Simply stated, it’s best to cover as much of yourself as possible. Wear long-sleeved shirts tucked into long pants tucked into long socks. If you have gloves tuck them into your shirt as well. As much of your skin as possible should be covered, including the hair, which is an easy place for ticks to hide in. For that purpose something like a bucket hat would be best, and if you want to make absolutely sure nothing is getting in your hair you can go the extra mile of wrapping your head in a bandanna or thin towel to cover your neck as well. All this advice is likely to sound absurd in the summer heat as we regularly breach 80 degrees F during the daytime, but they’re nonetheless important steps if you intend to do deep woods hiking.

Of course, ticks aren’t only in the deep woods, and can be along any trail or even in your backyard, which makes tucking your shirt a good practice. The clothes you wear should be a light color: white, tan, and light grey all apply. This helps not only with identifying ticks, but also in keeping you cool with the sun beating down on you. You would also want some form of DEET repellant to spray onto your clothes to be extra safe, and a separate repellant to apply to any exposed areas of skin.

When selecting a repellant, there’s no way to tell what somebody’s personal skin condition is and what chemicals may cause a negative reaction. For that reason, visit the EPA’s repellant searcher here. The searcher allows you to select exactly what chemical ingredient you want in your repellant, and can even offer a complete list of repellants if you’d prefer to do the research yourself. Generally speaking you’ll always want a repellant that contains DEET or Picaridin, but this tool helps with choosing exactly which ingredients you want to avoid, or include, in your repellant.

If you’re not too concerned with your skin sensitivity, though, something like the OFF Deep Woods Towelettes are recommended by The Strategist as a good all-around DEET repellant. When it comes to covering your clothes, a towelette is likely going to be somewhat inefficient, so The Strategist recommends the Sawyer Premium Permethrin Insect Repellent for Clothing. If you look for this on Amazon you may be taken aback a bit at the price tag, a whopping $58, but cheaper options are available on the same page that you may want to look into. Additionally, if you do choose to shop for these products on Amazon, and wish to support the Long Island Pine Barren Society in the process, you can do so through our Amazon Smile page, which will donate 0.5% of your purchase to our organization at no charge to you. Important to know as well about repellants meant for clothing, is that they are often ineffective when applied to the skin, and should only be used on clothing or equipment.

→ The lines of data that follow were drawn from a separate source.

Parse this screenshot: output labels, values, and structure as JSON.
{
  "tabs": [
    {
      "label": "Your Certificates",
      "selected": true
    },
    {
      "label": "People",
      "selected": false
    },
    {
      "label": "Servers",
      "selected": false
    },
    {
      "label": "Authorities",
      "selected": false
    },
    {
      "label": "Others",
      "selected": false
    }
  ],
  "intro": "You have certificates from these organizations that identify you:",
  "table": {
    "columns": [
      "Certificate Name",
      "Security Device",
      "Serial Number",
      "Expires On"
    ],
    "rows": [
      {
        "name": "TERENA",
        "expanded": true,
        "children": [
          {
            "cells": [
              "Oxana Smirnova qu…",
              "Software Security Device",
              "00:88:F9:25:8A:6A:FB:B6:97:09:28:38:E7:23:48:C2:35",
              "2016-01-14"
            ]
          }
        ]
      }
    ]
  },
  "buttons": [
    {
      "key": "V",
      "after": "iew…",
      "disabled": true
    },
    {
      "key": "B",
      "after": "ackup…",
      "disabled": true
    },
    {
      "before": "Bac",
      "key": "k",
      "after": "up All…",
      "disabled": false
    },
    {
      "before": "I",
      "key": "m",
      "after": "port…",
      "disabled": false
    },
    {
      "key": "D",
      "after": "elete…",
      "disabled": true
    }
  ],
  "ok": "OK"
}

This covers just about all the common knowledge to know about tick prevention. Of course, everyone will have their own anecdotal advice and steps to take in both preventing and treating tick bites, but having a baseline in your mind will always help. And if you ever need a refresher on these details, you can check out our Detecting Ticks on Long Island Guide, a much more condensed version of what you’ve read here.

So armed with this knowledge, and hopefully a bottle of repellant, we at the Long Island Pine Barrens Society hope you’ll take the nice weather as a chance to experience the Pine Barrens in their most natural, beautiful state. And, if you need some recommendations for trails, check out our Hiking Guide or Park Passport!


By: Andrew Wong, Long Island Pine Barrens Society

Cover Photo: Erik Karits, via Unsplash